|dc.description.abstract||Obesity is a growing problem in the western world, and this is accompanied by an increase in infertility. In fact, the link between nutrition and fertility occurs at both ends of the body weight spectrum: severely obese or undernourished individuals have altered puberty onset and impaired fertility.
The pathways used by hormones known to signal metabolic status to modulate fertility are currently unknown. There is evidence that leptin and insulin act in the brain to affect the GnRH (gonadotropin releasing hormone) neurons that control the HPG (hypothalamic-pituitary-gonadal) axis. However, it is now known that they do not target GnRH neurons directly, but through intermediate neurons. These intermediate neurons have not yet been determined, although a number of neuronal subtypes have been tested.
A key area thought to be involved in the nutritional control of fertility is the PMv (ventral premammillary nucleus). This nucleus responds to leptin, and has been shown to contain neurons that innervate sites of GnRH neurons. The PMv is also known to contain an abundance of glutamate neurons. This has led to the hypothesis that leptin (and possibly insulin) acts through glutamatergic neurons in the PMv to control fertility.
The hypothesis that leptin and insulin modulate fertility via glutamatergic neurons was tested using a conditional knock-out mouse model, where insulin or leptin receptors were knocked out of glutamate neurons using the Cre-Lox system. This was confirmed using a GFP-reporter mouse, to verify that the Cre recombinase used to induce the knock-out had occurred in brain regions known to express glutamate.

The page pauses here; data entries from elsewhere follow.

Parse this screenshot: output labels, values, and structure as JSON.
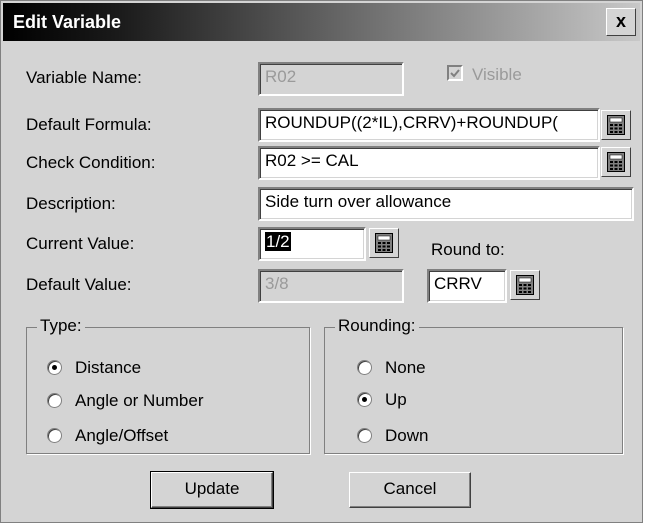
{
  "window": {
    "title": "Edit Variable",
    "close_label": "x"
  },
  "fields": {
    "variable_name": {
      "label": "Variable Name:",
      "value": "R02"
    },
    "visible": {
      "label": "Visible",
      "checked": true
    },
    "default_formula": {
      "label": "Default Formula:",
      "value": "ROUNDUP((2*IL),CRRV)+ROUNDUP("
    },
    "check_condition": {
      "label": "Check Condition:",
      "value": "R02 >= CAL"
    },
    "description": {
      "label": "Description:",
      "value": "Side turn over allowance"
    },
    "current_value": {
      "label": "Current Value:",
      "value": "1/2"
    },
    "round_to": {
      "label": "Round to:",
      "value": "CRRV"
    },
    "default_value": {
      "label": "Default Value:",
      "value": "3/8"
    }
  },
  "type_group": {
    "label": "Type:",
    "options": [
      "Distance",
      "Angle or Number",
      "Angle/Offset"
    ],
    "selected": "Distance"
  },
  "rounding_group": {
    "label": "Rounding:",
    "options": [
      "None",
      "Up",
      "Down"
    ],
    "selected": "Up"
  },
  "buttons": {
    "update": "Update",
    "cancel": "Cancel"
  },
  "icons": {
    "calculator": "calculator-icon"
  },
  "colors": {
    "dialog_bg": "#d4d4d4",
    "title_start": "#000000",
    "title_end": "#c8c8c8"
  }
}
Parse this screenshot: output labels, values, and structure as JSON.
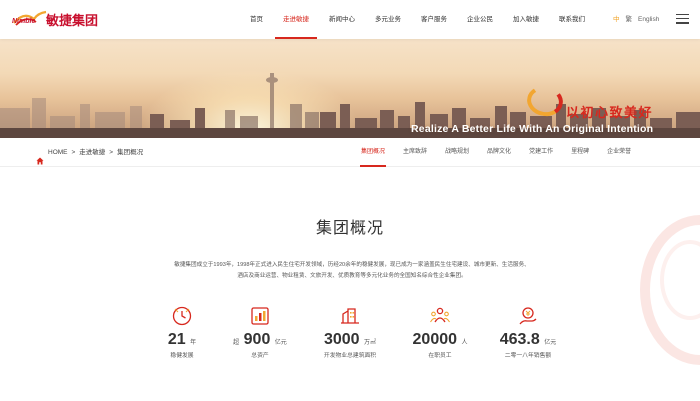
{
  "header": {
    "logo_en": "Nimble",
    "logo_cn": "敏捷集团",
    "nav": [
      "首页",
      "走进敏捷",
      "新闻中心",
      "多元业务",
      "客户服务",
      "企业公民",
      "加入敏捷",
      "联系我们"
    ],
    "lang_cn1": "中",
    "lang_cn2": "繁",
    "lang_en": "English"
  },
  "banner": {
    "slogan_cn": "以初心致美好",
    "slogan_en": "Realize A Better Life With An Original Intention"
  },
  "breadcrumb": {
    "home": "HOME",
    "sep": ">",
    "level1": "走进敏捷",
    "level2": "集团概况"
  },
  "subnav": [
    "集团概况",
    "主席致辞",
    "战略规划",
    "品牌文化",
    "党建工作",
    "里程碑",
    "企业荣誉"
  ],
  "main": {
    "title": "集团概况",
    "intro_line1": "敏捷集团成立于1993年，1998年正式进入民生住宅开发领域，历经20余年的稳健发展，现已成为一家涵盖民生住宅建设、城市更新、生活服务、",
    "intro_line2": "酒店及商业运营、物业租赁、文旅开发、优质教育等多元化业务的全国知名综合性企业集团。"
  },
  "stats": [
    {
      "icon": "development-years-icon",
      "pre": "",
      "value": "21",
      "unit": "年",
      "caption": "稳健发展"
    },
    {
      "icon": "total-assets-icon",
      "pre": "超",
      "value": "900",
      "unit": "亿元",
      "caption": "总资产"
    },
    {
      "icon": "building-area-icon",
      "pre": "",
      "value": "3000",
      "unit": "万㎡",
      "caption": "开发物业总建筑面积"
    },
    {
      "icon": "employees-icon",
      "pre": "",
      "value": "20000",
      "unit": "人",
      "caption": "在职员工"
    },
    {
      "icon": "sales-amount-icon",
      "pre": "",
      "value": "463.8",
      "unit": "亿元",
      "caption": "二零一八年销售额"
    }
  ],
  "colors": {
    "accent": "#d7281e",
    "gold": "#f2a630"
  }
}
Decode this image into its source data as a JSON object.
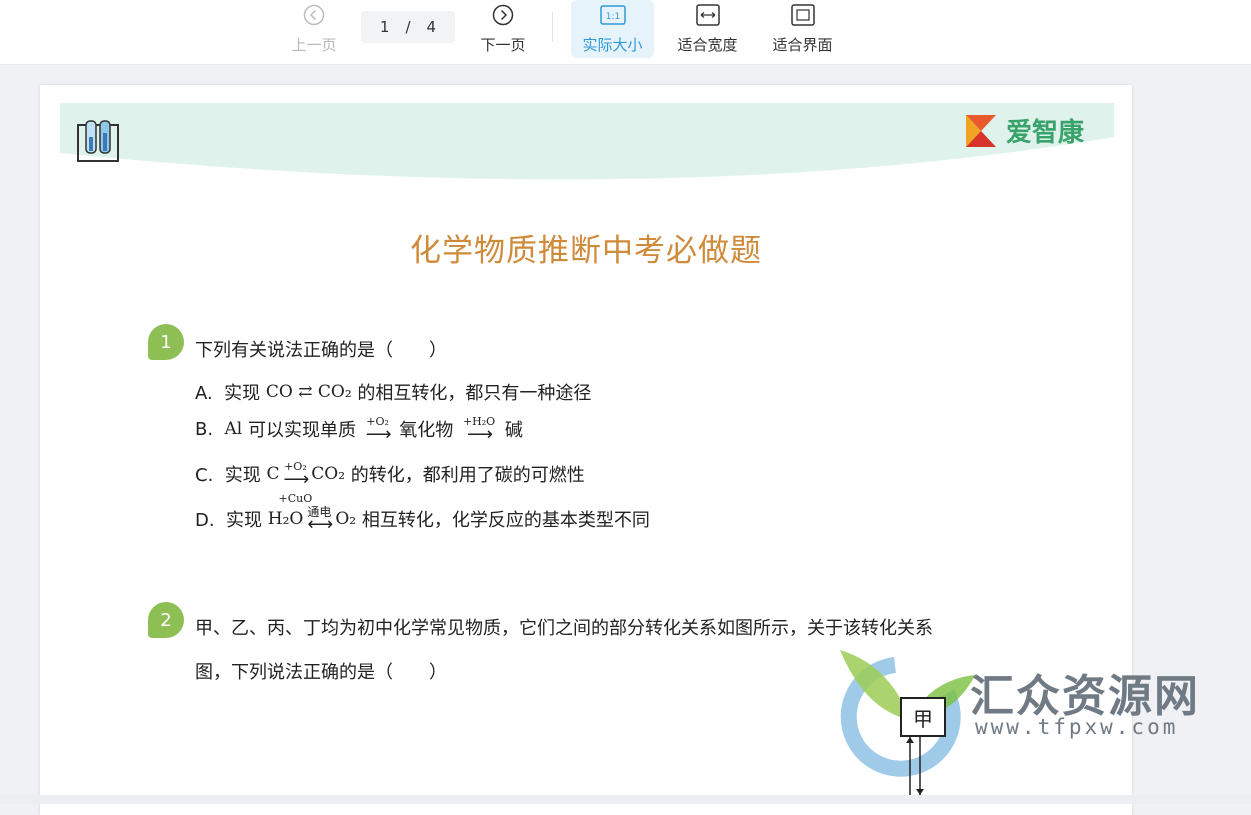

The fertility of these mice was then examined. The onset of puberty was measured in females by determining the age at vaginal opening and first estrus, and in males by the date of the first successful mating. There was no effect on puberty onset when leptin or insulin receptors were knocked out. Estrous cycles were then examined in the female mice, but there was no difference when compared to control animals.
A major part of this study was to examine the fertility and fecundity of the knock-out mice. The mice were paired with a wild-type mate, and the dates of birth of the litters used to determine litter-to-litter interval, and therefore the fertility, and the litter size was used to determine fecundity. However, there were no fertility defects in either the leptin or insulin receptor knock-out mice when compared to the controls.
The conclusions from this study are therefore that leptin and insulin do not target glutamate neurons (such as those in the PMv) in the control of fertility. This result has made it easier to narrow down the targets used, since a large group of neurons can now be excluded. Concurrent research in our laboratory has highlighted GABAergic neurons as a likely alternate candidate for mediating leptin’s effects on fertility. If the targets of metabolic hormones in the control of fertility can be determined this may have important implications for designing novel fertility treatments.||